- The Tobacco Industry
Philip Morris (Marlboro), British American Tobacco (Lucky Strike, Pall Mall, Rothmans)
According to an investigation by The Guardian in 2018, child labour in tobacco farms in Malawi, Mexico and Indonesia is rampant. In Malawi, the average income of a tobacco farmer for 10 months of work is $380. Low pay is a leading contributor to the high prevalence of children working in the fields. Farmers seek to save costs at every turn in order to get as much of their meager earnings as they can. Some farm workers who live in straw huts on the outskirts of farmland are not paid for the entire ten months until harvest. Families have to survive on weekly pails of maize handed to them by their landlords.

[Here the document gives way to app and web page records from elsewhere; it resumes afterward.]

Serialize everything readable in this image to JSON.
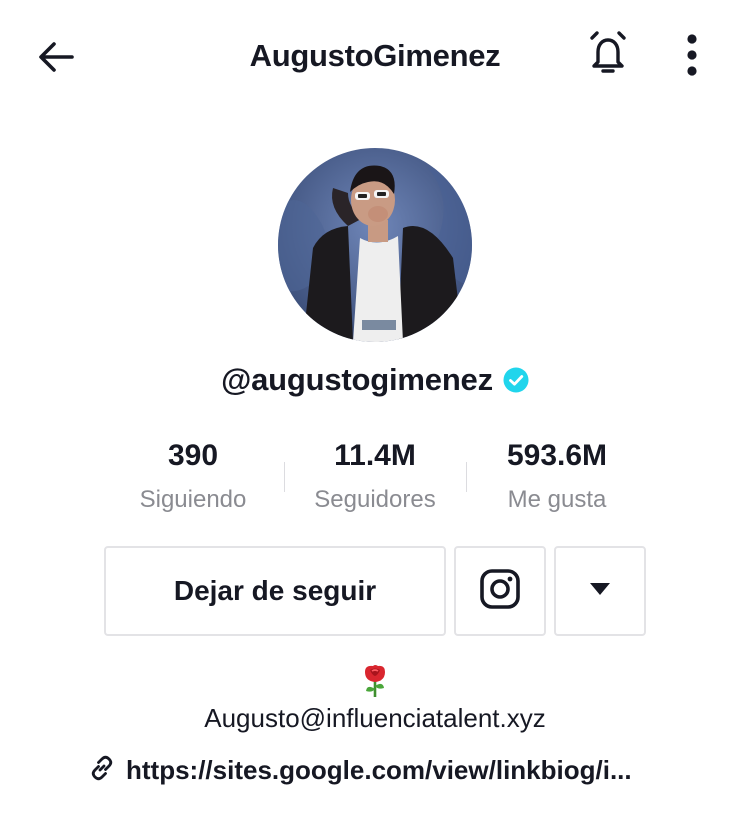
{
  "header": {
    "title": "AugustoGimenez",
    "back_icon": "arrow-left-icon",
    "bell_icon": "bell-icon",
    "more_icon": "more-vertical-icon"
  },
  "profile": {
    "avatar": "profile-photo",
    "username": "@augustogimenez",
    "verified": true,
    "verified_color": "#20d5ec"
  },
  "stats": [
    {
      "value": "390",
      "label": "Siguiendo"
    },
    {
      "value": "11.4M",
      "label": "Seguidores"
    },
    {
      "value": "593.6M",
      "label": "Me gusta"
    }
  ],
  "actions": {
    "unfollow_label": "Dejar de seguir",
    "instagram_icon": "instagram-icon",
    "dropdown_icon": "caret-down-icon"
  },
  "bio": {
    "emoji": "🌹",
    "email": "Augusto@influenciatalent.xyz",
    "link_icon": "link-icon",
    "link": "https://sites.google.com/view/linkbiog/i..."
  },
  "colors": {
    "text": "#161823",
    "muted": "#8a8b91",
    "border": "#e3e3e6"
  }
}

In Mexico, out of the 10 farms that The Guardian visited, children were seen working in 7. A 14 year old girl in Indonesia who has worked on tobacco fields since she was little has developed chronic chest problems due to the physical strain and her close proximity to the crop. Tobacco harvesting is a far from ideal line of work for children, given the exposure to tobacco fumes during the oven-drying process for the leaves.
- The Toy Industry

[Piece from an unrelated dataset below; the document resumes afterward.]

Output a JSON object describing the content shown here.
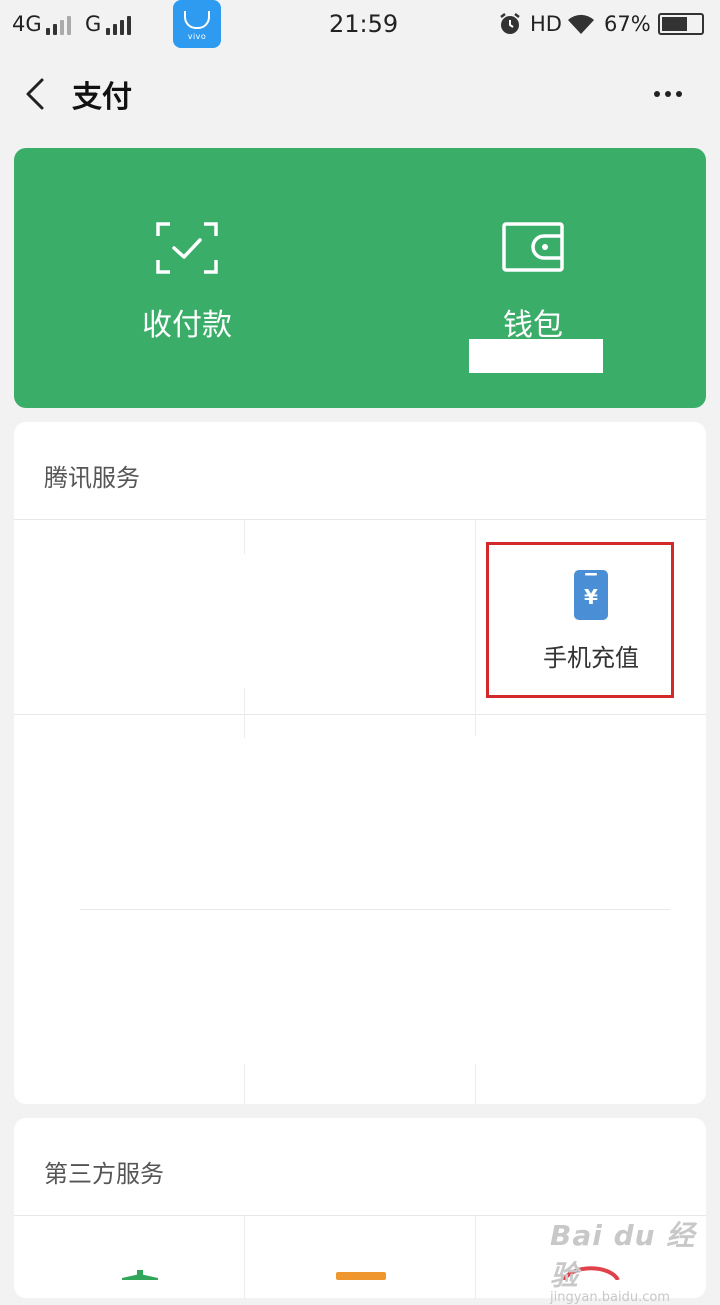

Disney, Hasbro, Mattel
In 2018, undercover investigators with CNBC infiltrated factories in China that manufactured toys for Disney and Hasbro, keeping diaries as they worked among the employees incognito. It was found that in peak production season, employees could sometimes be made to work up to 175 hours of overtime a month. The legal restriction is 36 hours, but factories can persuade local governments to allow bypassing existing legislature. Each worker had a daily quota of 2,500 Princess Ariel dolls to produce everyday, with 1 cent earned per doll. One investigator noted that most of her colleagues were women over 45, seen as docile and manageable: the line leaders would yell if the women worked too slow.
Workers were given no safety training or equipment to prepare them to handle toxic chemicals used in the production process. Living in the factory compounds was compulsory, in dormitories with small rooms that housed 8 workers each. The investigators found the facilities to be very unsanitary, and the food provided by the factory of low quality. One of the factories investigated, located in the Wah Tung district, is certified by the Ethical Toy Program, highlighting the current inadequacy in labour law enforcement and on-site inspections. In 2015, the Chinese Labour watch found instances of sweatshop conditions in Chinese factories manufacturing “Star Wars” dolls for Disney and Mattel.